Set down every record below exactly as written.
BEGIN Exercise input
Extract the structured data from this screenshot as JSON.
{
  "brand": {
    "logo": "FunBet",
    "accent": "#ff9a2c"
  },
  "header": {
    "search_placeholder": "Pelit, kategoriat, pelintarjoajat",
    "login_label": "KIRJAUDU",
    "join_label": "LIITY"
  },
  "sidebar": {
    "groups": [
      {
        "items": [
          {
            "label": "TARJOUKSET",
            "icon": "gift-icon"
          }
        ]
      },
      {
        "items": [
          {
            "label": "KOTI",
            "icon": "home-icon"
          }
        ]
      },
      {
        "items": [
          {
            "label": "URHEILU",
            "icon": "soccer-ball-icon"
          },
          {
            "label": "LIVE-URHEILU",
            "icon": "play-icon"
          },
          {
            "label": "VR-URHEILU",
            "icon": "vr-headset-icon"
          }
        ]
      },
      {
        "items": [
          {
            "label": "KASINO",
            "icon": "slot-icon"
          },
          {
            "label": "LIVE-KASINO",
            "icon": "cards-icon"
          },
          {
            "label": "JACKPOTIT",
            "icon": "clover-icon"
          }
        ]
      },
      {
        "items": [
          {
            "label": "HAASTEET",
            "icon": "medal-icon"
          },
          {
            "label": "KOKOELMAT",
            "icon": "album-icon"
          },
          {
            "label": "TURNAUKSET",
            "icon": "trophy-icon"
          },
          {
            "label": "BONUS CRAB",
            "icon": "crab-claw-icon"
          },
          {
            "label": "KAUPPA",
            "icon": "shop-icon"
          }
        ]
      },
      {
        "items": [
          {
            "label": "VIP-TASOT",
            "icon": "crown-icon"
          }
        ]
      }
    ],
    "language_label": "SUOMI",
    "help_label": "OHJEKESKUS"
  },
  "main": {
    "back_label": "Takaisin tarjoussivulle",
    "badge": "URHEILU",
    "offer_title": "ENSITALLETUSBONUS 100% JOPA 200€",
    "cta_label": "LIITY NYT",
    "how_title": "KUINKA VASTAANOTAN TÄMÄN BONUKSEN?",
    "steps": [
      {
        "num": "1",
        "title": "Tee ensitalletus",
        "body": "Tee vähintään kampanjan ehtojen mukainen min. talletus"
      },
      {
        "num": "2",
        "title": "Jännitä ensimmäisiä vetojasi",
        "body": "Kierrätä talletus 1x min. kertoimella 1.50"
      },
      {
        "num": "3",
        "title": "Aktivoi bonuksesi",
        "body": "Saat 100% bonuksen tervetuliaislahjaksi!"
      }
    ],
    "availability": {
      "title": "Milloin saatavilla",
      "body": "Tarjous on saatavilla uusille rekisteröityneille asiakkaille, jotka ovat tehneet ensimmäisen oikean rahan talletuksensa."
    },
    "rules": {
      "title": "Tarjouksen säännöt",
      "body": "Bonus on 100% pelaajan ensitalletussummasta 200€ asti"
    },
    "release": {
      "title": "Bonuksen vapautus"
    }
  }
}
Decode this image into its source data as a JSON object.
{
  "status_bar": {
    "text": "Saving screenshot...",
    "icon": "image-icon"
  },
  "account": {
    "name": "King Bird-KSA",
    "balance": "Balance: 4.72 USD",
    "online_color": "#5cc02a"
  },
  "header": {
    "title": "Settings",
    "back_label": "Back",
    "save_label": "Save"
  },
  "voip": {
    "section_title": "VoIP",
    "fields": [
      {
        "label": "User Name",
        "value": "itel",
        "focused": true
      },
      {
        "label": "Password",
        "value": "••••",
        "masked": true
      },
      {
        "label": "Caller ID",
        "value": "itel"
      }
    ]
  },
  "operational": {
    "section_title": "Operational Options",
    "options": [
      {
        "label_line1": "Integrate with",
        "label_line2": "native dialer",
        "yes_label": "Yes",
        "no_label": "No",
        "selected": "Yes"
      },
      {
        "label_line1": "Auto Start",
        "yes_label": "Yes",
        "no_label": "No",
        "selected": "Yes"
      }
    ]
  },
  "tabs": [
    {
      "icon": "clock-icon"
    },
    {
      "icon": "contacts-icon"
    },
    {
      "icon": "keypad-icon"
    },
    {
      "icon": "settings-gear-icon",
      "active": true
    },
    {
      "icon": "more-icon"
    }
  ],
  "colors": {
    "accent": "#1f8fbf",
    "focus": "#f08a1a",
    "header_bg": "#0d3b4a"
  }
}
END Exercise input
**Written answer**:
Extract the structured data from this screenshot as JSON.
{
  "brand": {
    "logo": "FunBet",
    "accent": "#ff9a2c"
  },
  "header": {
    "search_placeholder": "Pelit, kategoriat, pelintarjoajat",
    "login_label": "KIRJAUDU",
    "join_label": "LIITY"
  },
  "sidebar": {
    "groups": [
      {
        "items": [
          {
            "label": "TARJOUKSET",
            "icon": "gift-icon"
          }
        ]
      },
      {
        "items": [
          {
            "label": "KOTI",
            "icon": "home-icon"
          }
        ]
      },
      {
        "items": [
          {
            "label": "URHEILU",
            "icon": "soccer-ball-icon"
          },
          {
            "label": "LIVE-URHEILU",
            "icon": "play-icon"
          },
          {
            "label": "VR-URHEILU",
            "icon": "vr-headset-icon"
          }
        ]
      },
      {
        "items": [
          {
            "label": "KASINO",
            "icon": "slot-icon"
          },
          {
            "label": "LIVE-KASINO",
            "icon": "cards-icon"
          },
          {
            "label": "JACKPOTIT",
            "icon": "clover-icon"
          }
        ]
      },
      {
        "items": [
          {
            "label": "HAASTEET",
            "icon": "medal-icon"
          },
          {
            "label": "KOKOELMAT",
            "icon": "album-icon"
          },
          {
            "label": "TURNAUKSET",
            "icon": "trophy-icon"
          },
          {
            "label": "BONUS CRAB",
            "icon": "crab-claw-icon"
          },
          {
            "label": "KAUPPA",
            "icon": "shop-icon"
          }
        ]
      },
      {
        "items": [
          {
            "label": "VIP-TASOT",
            "icon": "crown-icon"
          }
        ]
      }
    ],
    "language_label": "SUOMI",
    "help_label": "OHJEKESKUS"
  },
  "main": {
    "back_label": "Takaisin tarjoussivulle",
    "badge": "URHEILU",
    "offer_title": "ENSITALLETUSBONUS 100% JOPA 200€",
    "cta_label": "LIITY NYT",
    "how_title": "KUINKA VASTAANOTAN TÄMÄN BONUKSEN?",
    "steps": [
      {
        "num": "1",
        "title": "Tee ensitalletus",
        "body": "Tee vähintään kampanjan ehtojen mukainen min. talletus"
      },
      {
        "num": "2",
        "title": "Jännitä ensimmäisiä vetojasi",
        "body": "Kierrätä talletus 1x min. kertoimella 1.50"
      },
      {
        "num": "3",
        "title": "Aktivoi bonuksesi",
        "body": "Saat 100% bonuksen tervetuliaislahjaksi!"
      }
    ],
    "availability": {
      "title": "Milloin saatavilla",
      "body": "Tarjous on saatavilla uusille rekisteröityneille asiakkaille, jotka ovat tehneet ensimmäisen oikean rahan talletuksensa."
    },
    "rules": {
      "title": "Tarjouksen säännöt",
      "body": "Bonus on 100% pelaajan ensitalletussummasta 200€ asti"
    },
    "release": {
      "title": "Bonuksen vapautus"
    }
  }
}
Decode this image into its source data as a JSON object.
{
  "status_bar": {
    "text": "Saving screenshot...",
    "icon": "image-icon"
  },
  "account": {
    "name": "King Bird-KSA",
    "balance": "Balance: 4.72 USD",
    "online_color": "#5cc02a"
  },
  "header": {
    "title": "Settings",
    "back_label": "Back",
    "save_label": "Save"
  },
  "voip": {
    "section_title": "VoIP",
    "fields": [
      {
        "label": "User Name",
        "value": "itel",
        "focused": true
      },
      {
        "label": "Password",
        "value": "••••",
        "masked": true
      },
      {
        "label": "Caller ID",
        "value": "itel"
      }
    ]
  },
  "operational": {
    "section_title": "Operational Options",
    "options": [
      {
        "label_line1": "Integrate with",
        "label_line2": "native dialer",
        "yes_label": "Yes",
        "no_label": "No",
        "selected": "Yes"
      },
      {
        "label_line1": "Auto Start",
        "yes_label": "Yes",
        "no_label": "No",
        "selected": "Yes"
      }
    ]
  },
  "tabs": [
    {
      "icon": "clock-icon"
    },
    {
      "icon": "contacts-icon"
    },
    {
      "icon": "keypad-icon"
    },
    {
      "icon": "settings-gear-icon",
      "active": true
    },
    {
      "icon": "more-icon"
    }
  ],
  "colors": {
    "accent": "#1f8fbf",
    "focus": "#f08a1a",
    "header_bg": "#0d3b4a"
  }
}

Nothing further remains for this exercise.